◆ **Exercise details**
Pull every line containing "ubuntu" from the listing.
** Opening Data to use block **
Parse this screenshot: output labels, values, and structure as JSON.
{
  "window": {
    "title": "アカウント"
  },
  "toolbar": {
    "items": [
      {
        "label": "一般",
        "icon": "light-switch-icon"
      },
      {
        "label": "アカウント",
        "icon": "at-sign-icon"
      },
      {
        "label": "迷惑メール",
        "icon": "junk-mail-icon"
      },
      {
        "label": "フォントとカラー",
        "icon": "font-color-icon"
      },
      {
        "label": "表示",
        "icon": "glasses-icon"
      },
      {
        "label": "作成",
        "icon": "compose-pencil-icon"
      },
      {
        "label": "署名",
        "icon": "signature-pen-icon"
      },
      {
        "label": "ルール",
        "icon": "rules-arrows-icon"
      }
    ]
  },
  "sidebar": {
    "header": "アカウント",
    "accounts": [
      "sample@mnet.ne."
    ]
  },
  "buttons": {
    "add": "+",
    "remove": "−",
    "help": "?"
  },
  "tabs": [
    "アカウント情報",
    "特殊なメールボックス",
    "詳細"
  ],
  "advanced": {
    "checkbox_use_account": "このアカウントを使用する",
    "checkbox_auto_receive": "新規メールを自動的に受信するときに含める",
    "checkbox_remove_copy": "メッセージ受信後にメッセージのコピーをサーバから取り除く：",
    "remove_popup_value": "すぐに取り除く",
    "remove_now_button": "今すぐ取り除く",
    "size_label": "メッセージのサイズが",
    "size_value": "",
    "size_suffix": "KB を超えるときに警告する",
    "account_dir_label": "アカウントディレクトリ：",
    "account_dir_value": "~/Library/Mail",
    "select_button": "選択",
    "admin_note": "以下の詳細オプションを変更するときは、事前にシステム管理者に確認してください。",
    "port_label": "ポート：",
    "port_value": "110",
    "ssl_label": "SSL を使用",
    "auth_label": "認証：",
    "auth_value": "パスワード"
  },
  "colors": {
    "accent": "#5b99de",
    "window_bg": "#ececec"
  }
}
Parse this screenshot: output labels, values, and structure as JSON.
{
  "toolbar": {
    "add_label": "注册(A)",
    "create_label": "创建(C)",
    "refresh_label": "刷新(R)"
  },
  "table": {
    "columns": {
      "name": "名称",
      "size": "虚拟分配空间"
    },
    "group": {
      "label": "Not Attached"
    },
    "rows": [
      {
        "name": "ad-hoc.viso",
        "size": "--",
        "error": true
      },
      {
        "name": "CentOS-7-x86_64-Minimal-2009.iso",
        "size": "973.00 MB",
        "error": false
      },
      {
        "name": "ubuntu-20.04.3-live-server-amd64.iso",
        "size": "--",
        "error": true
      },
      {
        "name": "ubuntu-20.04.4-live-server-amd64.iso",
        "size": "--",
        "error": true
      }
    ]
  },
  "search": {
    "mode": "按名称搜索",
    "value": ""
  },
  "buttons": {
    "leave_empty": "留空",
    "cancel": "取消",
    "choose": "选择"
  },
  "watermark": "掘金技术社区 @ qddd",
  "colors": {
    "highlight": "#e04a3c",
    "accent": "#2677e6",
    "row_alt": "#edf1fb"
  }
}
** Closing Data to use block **
◆ **Response to the task**
        "name": "ubuntu-20.04.3-live-server-amd64.iso",
        "name": "ubuntu-20.04.4-live-server-amd64.iso",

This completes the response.